I was keen to partake in the interdisciplinary projects made possible by the University environment as an opportunity to explore the applicability of my machine learning knowledge. With the support of funding from the University of Toronto, I joined a team of MBA, pharmacy, medicine, and law students to launch a machine learning model to predict preterm labour, a major cause of newborn mortality. Our project, “Roo”, intends to improve childbirth outcomes, especially in areas with insufficient healthcare resourcing. Not only is this an opportunity to support patients in need, it also allows me to develop skills in project management for machine learning innovations as an MBA student.

Beyond the university environment, the machine learning investments in the surrounding institutions in Toronto fosters innovation in AI technology. This passion for AI innovation has sparked not only academic fervor, but has also attracted significant commercial interest. As the number of AI startups continues to expand, so do the opportunities to immerse yourself in the business of launching new disruptive technologies.


Trang Nguyen is an MBA Candidate at Rotman School of Management and a student Fellow at the Creative Destruction Lab. This summer she is working with ODAIA, a Toronto-based startup focused on solutions driven by machine learning.

At Rotman, the Creative Destruction Lab (CDL), is an incubator for startups with no equity requirements. MBA students who pursue a fellowship have the opportunity to partner with experienced founders to work together to commercialize the technology.

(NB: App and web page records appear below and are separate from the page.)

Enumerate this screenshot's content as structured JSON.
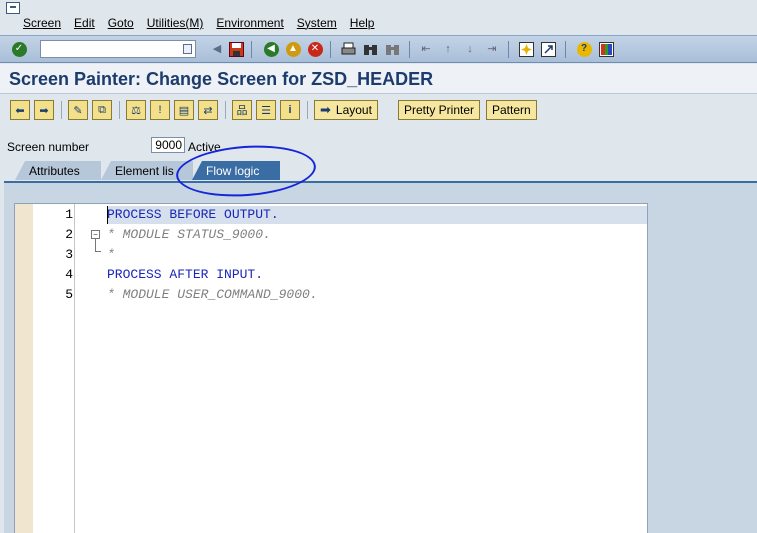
{
  "menubar": {
    "items": [
      "Screen",
      "Edit",
      "Goto",
      "Utilities(M)",
      "Environment",
      "System",
      "Help"
    ]
  },
  "stdbar": {
    "command_value": ""
  },
  "title": "Screen Painter: Change Screen for ZSD_HEADER",
  "apptoolbar": {
    "layout_label": "Layout",
    "pretty_printer_label": "Pretty Printer",
    "pattern_label": "Pattern"
  },
  "screen": {
    "label": "Screen number",
    "number": "9000",
    "status": "Active"
  },
  "tabs": [
    {
      "label": "Attributes"
    },
    {
      "label": "Element lis"
    },
    {
      "label": "Flow logic"
    }
  ],
  "editor": {
    "line_numbers": [
      "1",
      "2",
      "3",
      "4",
      "5"
    ],
    "lines": [
      "PROCESS BEFORE OUTPUT.",
      "* MODULE STATUS_9000.",
      "*",
      "PROCESS AFTER INPUT.",
      "* MODULE USER_COMMAND_9000."
    ]
  },
  "colors": {
    "keyword": "#1a26b8",
    "comment": "#808080",
    "title": "#1d3c6e",
    "active_tab": "#3a6da4",
    "annotation_circle": "#1525d8"
  }
}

CDL also offers its MBA fellows specialized courses that teach them how to grow startups. Examples of startups that have graduated from CDL’s AI stream include BenchSci, Deep Genomics, and Darwin. By harnessing both the classroom and practical opportunities offered by the CDL, student fellows become skilled in finding the right product market fit for emerging companies with powerful ideas.

Trang Nguyen is a MBA candidate of the class of 2022 and one such CDL fellow. This summer, she is interning with a Toronto-based startup, ODAIA, which leverages machine learning to drive customer engagement. It currently has two products: Maptual, which offers personalized customer engagements for pharmaceutical firms, and Multitud, a tool for generating insights for direct-to-consumer and e-commerce brands.

“I chose Rotman precisely because of CDL, and I was not disappointed,” Nguyen explains. “Thanks to my CDL course, I could understand the technical aspects and the AI algorithms behind my company’s platform, and then use my storytelling and marketing skills to translate that “monster” into bite-sized, simple, and digestible business language.”

Toronto as a city has an important role in all the intensity surrounding AI innovation. Not only does it have the highest concentration of AI startups, the University of Toronto’s academic prowess attracts and fosters AI talent from all over the world. In fact, the machine learning algorithm that powers ODAIA had been developed by Dr. Perikilis Andritsos and Dr. Gael Benard, who are researchers at the University of Toronto. Canada as a nation has also been highly supportive of AI growth. It was the first country to launch a national strategy on AI and has also produced the highest number of AI patents per capita when compared to China and other G7 countries.

As AI and machine learning move to the forefront of technological innovation, it is important for us to learn the language of data science and the skills necessary to work with data scientists. Similar to the disruptive nature of the digital revolution, many risk being left behind. In order to stay competitive, now is the time to invest in a deeper dive in machine learning, and for this, there is no place I would rather be than in Toronto.

Bio: Dr. Peter Zhang, PharmD is an MBA candidate at the University of Toronto’s Rotman School of Management located in the heart of Toronto. Through the unique combined Doctor of Pharmacy/MBA degree program, he has explored the intersection between life sciences and commercial strategy. Additionally, he has published research works in peer-reviewed academic journals and opinions in national media outlets in Canada.